(GIVEN DATA Opens)

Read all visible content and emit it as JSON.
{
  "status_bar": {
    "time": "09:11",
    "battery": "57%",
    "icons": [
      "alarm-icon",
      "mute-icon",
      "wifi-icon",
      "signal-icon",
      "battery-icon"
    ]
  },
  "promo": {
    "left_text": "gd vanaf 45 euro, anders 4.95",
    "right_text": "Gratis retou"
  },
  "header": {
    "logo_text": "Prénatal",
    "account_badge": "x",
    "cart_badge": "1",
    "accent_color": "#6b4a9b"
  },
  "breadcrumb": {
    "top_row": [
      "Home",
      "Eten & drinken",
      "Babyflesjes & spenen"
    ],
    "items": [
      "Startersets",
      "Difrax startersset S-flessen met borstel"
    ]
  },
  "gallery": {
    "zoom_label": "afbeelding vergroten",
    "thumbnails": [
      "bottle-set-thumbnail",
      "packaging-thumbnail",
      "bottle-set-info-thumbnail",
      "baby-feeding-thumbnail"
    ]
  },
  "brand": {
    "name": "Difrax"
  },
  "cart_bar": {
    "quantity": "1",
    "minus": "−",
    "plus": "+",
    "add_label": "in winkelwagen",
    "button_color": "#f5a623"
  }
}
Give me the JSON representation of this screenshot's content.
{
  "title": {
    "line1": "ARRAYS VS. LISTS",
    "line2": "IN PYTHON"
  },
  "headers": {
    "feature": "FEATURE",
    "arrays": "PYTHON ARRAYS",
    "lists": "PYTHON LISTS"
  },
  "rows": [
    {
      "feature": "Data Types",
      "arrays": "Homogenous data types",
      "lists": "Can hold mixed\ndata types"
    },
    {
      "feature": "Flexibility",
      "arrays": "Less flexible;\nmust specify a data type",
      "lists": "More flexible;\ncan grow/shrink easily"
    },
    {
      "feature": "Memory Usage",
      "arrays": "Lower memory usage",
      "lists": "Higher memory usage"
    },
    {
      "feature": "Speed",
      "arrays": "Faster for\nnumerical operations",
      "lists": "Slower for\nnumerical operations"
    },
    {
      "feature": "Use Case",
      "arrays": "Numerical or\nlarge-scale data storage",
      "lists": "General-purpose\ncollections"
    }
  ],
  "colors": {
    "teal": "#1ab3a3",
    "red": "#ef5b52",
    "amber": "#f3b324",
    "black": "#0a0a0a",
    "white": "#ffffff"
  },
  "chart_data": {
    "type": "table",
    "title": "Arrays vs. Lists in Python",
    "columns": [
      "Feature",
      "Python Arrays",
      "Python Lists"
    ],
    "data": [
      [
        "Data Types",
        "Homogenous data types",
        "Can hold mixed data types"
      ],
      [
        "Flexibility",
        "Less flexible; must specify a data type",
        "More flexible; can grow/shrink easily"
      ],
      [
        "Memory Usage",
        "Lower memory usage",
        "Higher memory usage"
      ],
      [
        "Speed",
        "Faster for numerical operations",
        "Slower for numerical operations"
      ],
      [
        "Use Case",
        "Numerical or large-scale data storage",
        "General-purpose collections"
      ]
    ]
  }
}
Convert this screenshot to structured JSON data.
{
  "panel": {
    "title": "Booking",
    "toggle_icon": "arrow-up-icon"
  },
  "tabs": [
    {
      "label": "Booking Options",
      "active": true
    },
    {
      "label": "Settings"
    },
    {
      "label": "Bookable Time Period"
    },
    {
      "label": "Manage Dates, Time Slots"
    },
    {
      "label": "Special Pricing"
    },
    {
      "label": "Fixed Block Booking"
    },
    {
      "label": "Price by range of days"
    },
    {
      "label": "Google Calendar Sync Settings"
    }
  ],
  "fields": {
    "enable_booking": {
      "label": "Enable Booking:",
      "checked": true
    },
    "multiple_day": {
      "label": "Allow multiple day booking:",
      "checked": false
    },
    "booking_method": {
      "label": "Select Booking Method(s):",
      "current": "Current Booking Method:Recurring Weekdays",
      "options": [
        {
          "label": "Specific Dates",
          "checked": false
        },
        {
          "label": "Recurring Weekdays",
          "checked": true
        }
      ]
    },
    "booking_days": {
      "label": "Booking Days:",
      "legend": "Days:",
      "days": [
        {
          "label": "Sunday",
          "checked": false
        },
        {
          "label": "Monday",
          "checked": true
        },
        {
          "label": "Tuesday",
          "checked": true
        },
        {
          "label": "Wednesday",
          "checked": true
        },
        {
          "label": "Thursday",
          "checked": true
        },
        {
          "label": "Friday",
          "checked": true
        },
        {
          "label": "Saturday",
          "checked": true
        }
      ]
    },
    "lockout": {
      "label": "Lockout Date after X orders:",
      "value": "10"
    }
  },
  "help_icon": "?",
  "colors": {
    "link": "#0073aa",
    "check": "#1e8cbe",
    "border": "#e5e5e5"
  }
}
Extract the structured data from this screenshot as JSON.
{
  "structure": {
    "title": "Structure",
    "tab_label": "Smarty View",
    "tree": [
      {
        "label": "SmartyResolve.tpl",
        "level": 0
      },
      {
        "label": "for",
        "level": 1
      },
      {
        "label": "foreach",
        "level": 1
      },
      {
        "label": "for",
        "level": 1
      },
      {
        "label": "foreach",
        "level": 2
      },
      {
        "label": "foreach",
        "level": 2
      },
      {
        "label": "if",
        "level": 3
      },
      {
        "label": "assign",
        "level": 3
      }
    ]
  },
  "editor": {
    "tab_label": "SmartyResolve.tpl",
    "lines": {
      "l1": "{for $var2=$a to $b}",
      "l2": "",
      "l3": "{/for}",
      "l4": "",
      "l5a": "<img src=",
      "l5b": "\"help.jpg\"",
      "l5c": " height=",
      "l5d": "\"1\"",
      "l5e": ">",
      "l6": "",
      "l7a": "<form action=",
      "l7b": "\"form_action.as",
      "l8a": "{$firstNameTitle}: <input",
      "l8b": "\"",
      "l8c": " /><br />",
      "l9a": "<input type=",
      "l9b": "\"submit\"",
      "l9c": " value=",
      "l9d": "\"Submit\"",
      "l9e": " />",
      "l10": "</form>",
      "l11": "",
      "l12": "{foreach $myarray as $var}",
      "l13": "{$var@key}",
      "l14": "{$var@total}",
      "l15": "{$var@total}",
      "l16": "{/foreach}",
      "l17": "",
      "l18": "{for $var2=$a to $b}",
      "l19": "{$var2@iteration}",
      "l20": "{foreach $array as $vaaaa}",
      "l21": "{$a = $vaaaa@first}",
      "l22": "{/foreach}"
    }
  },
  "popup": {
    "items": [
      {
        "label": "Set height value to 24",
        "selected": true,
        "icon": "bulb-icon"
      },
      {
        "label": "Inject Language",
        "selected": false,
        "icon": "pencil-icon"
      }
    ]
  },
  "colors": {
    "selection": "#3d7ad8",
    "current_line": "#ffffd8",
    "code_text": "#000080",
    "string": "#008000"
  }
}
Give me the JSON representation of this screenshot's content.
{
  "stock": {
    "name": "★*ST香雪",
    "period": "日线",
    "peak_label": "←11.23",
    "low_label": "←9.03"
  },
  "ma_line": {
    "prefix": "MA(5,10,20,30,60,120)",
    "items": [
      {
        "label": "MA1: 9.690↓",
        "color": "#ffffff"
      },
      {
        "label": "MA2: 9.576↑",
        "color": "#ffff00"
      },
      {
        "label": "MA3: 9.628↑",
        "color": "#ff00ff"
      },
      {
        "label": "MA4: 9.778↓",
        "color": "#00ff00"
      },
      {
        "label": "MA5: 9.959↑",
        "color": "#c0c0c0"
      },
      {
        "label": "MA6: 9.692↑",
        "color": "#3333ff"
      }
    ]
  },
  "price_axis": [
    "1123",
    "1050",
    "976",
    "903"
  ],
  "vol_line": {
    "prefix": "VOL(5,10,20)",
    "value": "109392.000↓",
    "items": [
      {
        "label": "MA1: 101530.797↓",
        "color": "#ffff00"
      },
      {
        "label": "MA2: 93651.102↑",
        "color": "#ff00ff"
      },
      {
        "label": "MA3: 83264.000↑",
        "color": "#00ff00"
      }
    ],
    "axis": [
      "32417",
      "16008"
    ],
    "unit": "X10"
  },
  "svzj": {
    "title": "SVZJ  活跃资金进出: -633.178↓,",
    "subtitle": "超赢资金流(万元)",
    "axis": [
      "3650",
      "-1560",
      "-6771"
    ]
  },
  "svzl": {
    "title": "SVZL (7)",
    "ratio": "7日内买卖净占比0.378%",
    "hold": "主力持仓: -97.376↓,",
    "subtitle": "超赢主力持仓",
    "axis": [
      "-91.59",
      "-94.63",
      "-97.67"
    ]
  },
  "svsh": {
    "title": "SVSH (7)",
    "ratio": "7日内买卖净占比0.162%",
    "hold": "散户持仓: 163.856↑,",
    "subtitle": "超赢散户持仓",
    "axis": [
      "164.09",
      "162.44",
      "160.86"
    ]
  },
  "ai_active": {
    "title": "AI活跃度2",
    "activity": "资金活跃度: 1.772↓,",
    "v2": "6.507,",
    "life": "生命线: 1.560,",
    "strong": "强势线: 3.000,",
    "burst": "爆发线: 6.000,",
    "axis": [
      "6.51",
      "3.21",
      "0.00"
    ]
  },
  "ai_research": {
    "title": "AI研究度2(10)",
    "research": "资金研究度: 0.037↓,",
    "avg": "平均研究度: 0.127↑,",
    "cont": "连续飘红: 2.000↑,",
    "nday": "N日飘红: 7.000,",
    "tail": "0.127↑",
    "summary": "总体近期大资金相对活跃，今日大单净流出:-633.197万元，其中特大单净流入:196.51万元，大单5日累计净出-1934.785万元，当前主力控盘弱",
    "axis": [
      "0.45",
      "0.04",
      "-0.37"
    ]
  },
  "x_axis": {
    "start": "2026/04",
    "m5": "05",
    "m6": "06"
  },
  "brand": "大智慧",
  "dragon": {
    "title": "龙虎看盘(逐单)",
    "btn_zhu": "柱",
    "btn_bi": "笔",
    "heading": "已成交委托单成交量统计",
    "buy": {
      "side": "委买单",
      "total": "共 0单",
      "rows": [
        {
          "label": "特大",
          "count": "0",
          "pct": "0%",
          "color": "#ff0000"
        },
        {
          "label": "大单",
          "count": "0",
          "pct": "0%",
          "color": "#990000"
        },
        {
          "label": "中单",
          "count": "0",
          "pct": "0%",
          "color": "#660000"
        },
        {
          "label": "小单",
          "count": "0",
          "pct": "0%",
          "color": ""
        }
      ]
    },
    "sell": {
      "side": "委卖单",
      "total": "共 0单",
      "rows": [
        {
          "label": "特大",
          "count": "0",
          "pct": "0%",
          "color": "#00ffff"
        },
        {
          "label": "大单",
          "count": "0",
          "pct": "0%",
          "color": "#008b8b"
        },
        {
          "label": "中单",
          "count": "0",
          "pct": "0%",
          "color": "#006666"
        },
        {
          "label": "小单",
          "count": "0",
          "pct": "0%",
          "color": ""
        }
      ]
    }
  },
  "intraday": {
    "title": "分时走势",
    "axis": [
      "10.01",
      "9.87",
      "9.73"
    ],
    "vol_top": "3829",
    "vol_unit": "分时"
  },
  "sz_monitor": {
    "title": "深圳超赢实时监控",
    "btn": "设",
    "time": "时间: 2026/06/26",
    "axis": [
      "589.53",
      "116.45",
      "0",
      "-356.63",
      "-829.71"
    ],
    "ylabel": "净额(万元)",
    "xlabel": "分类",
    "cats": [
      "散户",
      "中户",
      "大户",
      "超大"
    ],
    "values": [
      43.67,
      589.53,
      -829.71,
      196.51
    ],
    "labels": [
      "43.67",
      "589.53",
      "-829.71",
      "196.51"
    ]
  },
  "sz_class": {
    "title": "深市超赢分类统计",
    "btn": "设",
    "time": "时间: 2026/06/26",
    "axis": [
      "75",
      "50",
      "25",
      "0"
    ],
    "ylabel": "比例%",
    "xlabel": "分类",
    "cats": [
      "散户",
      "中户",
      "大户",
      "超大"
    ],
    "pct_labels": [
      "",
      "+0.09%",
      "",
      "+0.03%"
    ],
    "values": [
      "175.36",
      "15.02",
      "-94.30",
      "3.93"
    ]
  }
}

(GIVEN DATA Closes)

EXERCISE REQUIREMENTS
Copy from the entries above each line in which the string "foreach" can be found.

RESPONSE TO THIS TASK
        "label": "foreach",
        "label": "foreach",
        "label": "foreach",
      "l12": "{foreach $myarray as $var}",
      "l16": "{/foreach}",
      "l20": "{foreach $array as $vaaaa}",
      "l22": "{/foreach}"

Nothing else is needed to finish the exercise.